Task details =>
Set down the records again. Every word and mark must match exactly.

Stored data =>
--------

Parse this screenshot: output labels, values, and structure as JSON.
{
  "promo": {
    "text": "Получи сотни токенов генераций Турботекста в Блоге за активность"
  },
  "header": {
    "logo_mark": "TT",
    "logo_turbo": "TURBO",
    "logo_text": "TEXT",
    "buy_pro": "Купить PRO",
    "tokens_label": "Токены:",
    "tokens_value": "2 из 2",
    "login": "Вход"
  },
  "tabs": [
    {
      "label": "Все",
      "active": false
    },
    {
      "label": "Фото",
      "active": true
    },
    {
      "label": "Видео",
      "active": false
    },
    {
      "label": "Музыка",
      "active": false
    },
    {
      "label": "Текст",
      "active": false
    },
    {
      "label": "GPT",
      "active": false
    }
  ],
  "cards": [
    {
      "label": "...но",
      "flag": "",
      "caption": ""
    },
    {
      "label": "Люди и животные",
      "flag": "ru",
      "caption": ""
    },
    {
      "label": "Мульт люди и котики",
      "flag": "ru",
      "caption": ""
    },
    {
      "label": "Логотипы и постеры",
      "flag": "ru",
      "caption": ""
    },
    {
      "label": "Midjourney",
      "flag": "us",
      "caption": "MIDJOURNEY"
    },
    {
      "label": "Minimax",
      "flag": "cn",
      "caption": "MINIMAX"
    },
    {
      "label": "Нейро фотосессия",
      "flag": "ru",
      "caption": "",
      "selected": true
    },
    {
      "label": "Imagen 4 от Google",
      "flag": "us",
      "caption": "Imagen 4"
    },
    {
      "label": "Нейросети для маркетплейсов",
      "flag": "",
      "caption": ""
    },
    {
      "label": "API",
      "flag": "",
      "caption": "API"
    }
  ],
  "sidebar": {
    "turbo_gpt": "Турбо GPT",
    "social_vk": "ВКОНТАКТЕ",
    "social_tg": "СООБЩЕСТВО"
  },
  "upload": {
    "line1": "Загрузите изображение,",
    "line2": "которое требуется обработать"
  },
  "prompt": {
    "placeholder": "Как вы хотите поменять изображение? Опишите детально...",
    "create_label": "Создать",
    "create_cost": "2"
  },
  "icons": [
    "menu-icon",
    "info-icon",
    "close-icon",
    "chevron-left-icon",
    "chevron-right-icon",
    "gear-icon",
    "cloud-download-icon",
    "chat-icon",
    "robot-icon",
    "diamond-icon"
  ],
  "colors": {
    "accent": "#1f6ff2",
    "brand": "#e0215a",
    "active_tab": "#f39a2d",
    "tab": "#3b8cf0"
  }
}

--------

Finished task =>
Parse this screenshot: output labels, values, and structure as JSON.
{
  "promo": {
    "text": "Получи сотни токенов генераций Турботекста в Блоге за активность"
  },
  "header": {
    "logo_mark": "TT",
    "logo_turbo": "TURBO",
    "logo_text": "TEXT",
    "buy_pro": "Купить PRO",
    "tokens_label": "Токены:",
    "tokens_value": "2 из 2",
    "login": "Вход"
  },
  "tabs": [
    {
      "label": "Все",
      "active": false
    },
    {
      "label": "Фото",
      "active": true
    },
    {
      "label": "Видео",
      "active": false
    },
    {
      "label": "Музыка",
      "active": false
    },
    {
      "label": "Текст",
      "active": false
    },
    {
      "label": "GPT",
      "active": false
    }
  ],
  "cards": [
    {
      "label": "...но",
      "flag": "",
      "caption": ""
    },
    {
      "label": "Люди и животные",
      "flag": "ru",
      "caption": ""
    },
    {
      "label": "Мульт люди и котики",
      "flag": "ru",
      "caption": ""
    },
    {
      "label": "Логотипы и постеры",
      "flag": "ru",
      "caption": ""
    },
    {
      "label": "Midjourney",
      "flag": "us",
      "caption": "MIDJOURNEY"
    },
    {
      "label": "Minimax",
      "flag": "cn",
      "caption": "MINIMAX"
    },
    {
      "label": "Нейро фотосессия",
      "flag": "ru",
      "caption": "",
      "selected": true
    },
    {
      "label": "Imagen 4 от Google",
      "flag": "us",
      "caption": "Imagen 4"
    },
    {
      "label": "Нейросети для маркетплейсов",
      "flag": "",
      "caption": ""
    },
    {
      "label": "API",
      "flag": "",
      "caption": "API"
    }
  ],
  "sidebar": {
    "turbo_gpt": "Турбо GPT",
    "social_vk": "ВКОНТАКТЕ",
    "social_tg": "СООБЩЕСТВО"
  },
  "upload": {
    "line1": "Загрузите изображение,",
    "line2": "которое требуется обработать"
  },
  "prompt": {
    "placeholder": "Как вы хотите поменять изображение? Опишите детально...",
    "create_label": "Создать",
    "create_cost": "2"
  },
  "icons": [
    "menu-icon",
    "info-icon",
    "close-icon",
    "chevron-left-icon",
    "chevron-right-icon",
    "gear-icon",
    "cloud-download-icon",
    "chat-icon",
    "robot-icon",
    "diamond-icon"
  ],
  "colors": {
    "accent": "#1f6ff2",
    "brand": "#e0215a",
    "active_tab": "#f39a2d",
    "tab": "#3b8cf0"
  }
}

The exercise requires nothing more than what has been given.